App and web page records
Start of Block

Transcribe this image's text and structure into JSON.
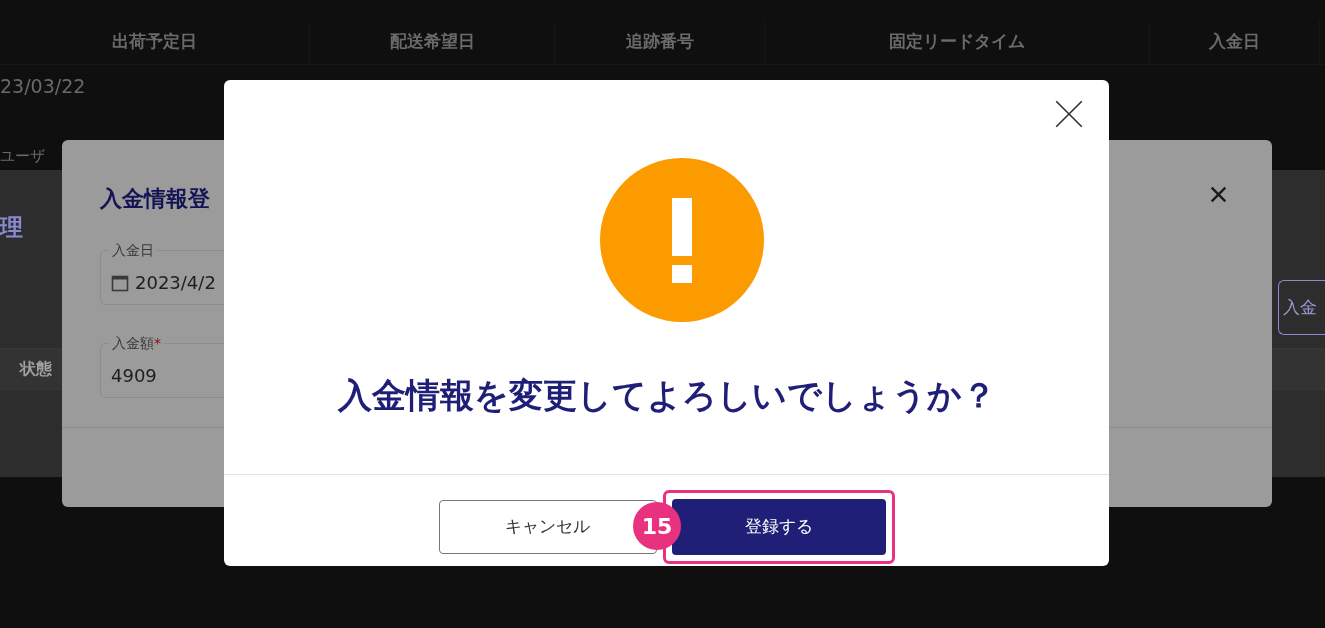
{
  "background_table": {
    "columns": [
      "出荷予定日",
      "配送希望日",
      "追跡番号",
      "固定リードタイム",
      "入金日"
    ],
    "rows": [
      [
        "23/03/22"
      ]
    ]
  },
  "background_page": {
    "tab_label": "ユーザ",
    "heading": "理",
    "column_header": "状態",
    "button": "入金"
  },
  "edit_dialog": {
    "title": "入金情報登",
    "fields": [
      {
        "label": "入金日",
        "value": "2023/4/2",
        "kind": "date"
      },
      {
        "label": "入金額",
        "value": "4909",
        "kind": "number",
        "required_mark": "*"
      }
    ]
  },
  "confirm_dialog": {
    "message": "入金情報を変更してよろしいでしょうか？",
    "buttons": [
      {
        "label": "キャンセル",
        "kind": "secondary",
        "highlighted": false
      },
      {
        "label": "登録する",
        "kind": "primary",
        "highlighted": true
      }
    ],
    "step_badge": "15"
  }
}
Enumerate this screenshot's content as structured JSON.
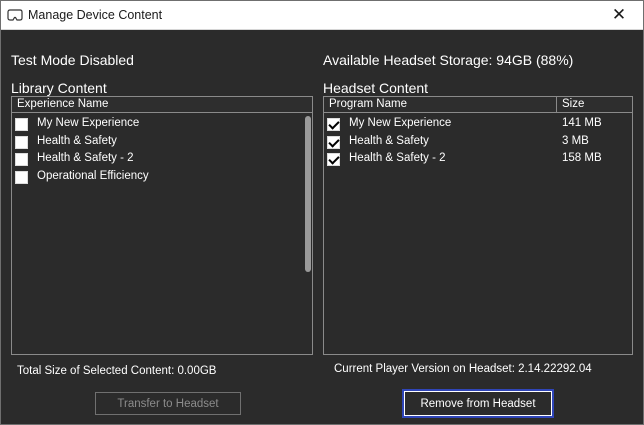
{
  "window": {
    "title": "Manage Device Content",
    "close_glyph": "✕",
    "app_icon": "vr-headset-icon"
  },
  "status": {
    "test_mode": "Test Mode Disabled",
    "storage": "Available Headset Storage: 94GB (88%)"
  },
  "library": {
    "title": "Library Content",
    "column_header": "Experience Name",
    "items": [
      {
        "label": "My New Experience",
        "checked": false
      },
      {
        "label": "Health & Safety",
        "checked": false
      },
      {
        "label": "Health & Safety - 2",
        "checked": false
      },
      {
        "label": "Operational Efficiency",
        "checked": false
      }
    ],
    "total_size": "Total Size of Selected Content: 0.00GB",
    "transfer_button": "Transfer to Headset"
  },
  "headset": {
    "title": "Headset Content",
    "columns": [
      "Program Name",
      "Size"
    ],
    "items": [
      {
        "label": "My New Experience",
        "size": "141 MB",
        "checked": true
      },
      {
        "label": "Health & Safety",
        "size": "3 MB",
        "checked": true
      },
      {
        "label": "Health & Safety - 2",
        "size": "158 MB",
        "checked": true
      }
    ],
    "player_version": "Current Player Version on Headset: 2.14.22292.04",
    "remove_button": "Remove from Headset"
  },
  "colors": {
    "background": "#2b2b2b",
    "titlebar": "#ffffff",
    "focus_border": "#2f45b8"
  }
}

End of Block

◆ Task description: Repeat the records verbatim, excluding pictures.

◆ Solution:
Transcribe this image's text and structure into JSON.
{
  "background_table": {
    "columns": [
      "出荷予定日",
      "配送希望日",
      "追跡番号",
      "固定リードタイム",
      "入金日"
    ],
    "rows": [
      [
        "23/03/22"
      ]
    ]
  },
  "background_page": {
    "tab_label": "ユーザ",
    "heading": "理",
    "column_header": "状態",
    "button": "入金"
  },
  "edit_dialog": {
    "title": "入金情報登",
    "fields": [
      {
        "label": "入金日",
        "value": "2023/4/2",
        "kind": "date"
      },
      {
        "label": "入金額",
        "value": "4909",
        "kind": "number",
        "required_mark": "*"
      }
    ]
  },
  "confirm_dialog": {
    "message": "入金情報を変更してよろしいでしょうか？",
    "buttons": [
      {
        "label": "キャンセル",
        "kind": "secondary",
        "highlighted": false
      },
      {
        "label": "登録する",
        "kind": "primary",
        "highlighted": true
      }
    ],
    "step_badge": "15"
  }
}
Enumerate this screenshot's content as structured JSON.
{
  "window": {
    "title": "Manage Device Content",
    "close_glyph": "✕",
    "app_icon": "vr-headset-icon"
  },
  "status": {
    "test_mode": "Test Mode Disabled",
    "storage": "Available Headset Storage: 94GB (88%)"
  },
  "library": {
    "title": "Library Content",
    "column_header": "Experience Name",
    "items": [
      {
        "label": "My New Experience",
        "checked": false
      },
      {
        "label": "Health & Safety",
        "checked": false
      },
      {
        "label": "Health & Safety - 2",
        "checked": false
      },
      {
        "label": "Operational Efficiency",
        "checked": false
      }
    ],
    "total_size": "Total Size of Selected Content: 0.00GB",
    "transfer_button": "Transfer to Headset"
  },
  "headset": {
    "title": "Headset Content",
    "columns": [
      "Program Name",
      "Size"
    ],
    "items": [
      {
        "label": "My New Experience",
        "size": "141 MB",
        "checked": true
      },
      {
        "label": "Health & Safety",
        "size": "3 MB",
        "checked": true
      },
      {
        "label": "Health & Safety - 2",
        "size": "158 MB",
        "checked": true
      }
    ],
    "player_version": "Current Player Version on Headset: 2.14.22292.04",
    "remove_button": "Remove from Headset"
  },
  "colors": {
    "background": "#2b2b2b",
    "titlebar": "#ffffff",
    "focus_border": "#2f45b8"
  }
}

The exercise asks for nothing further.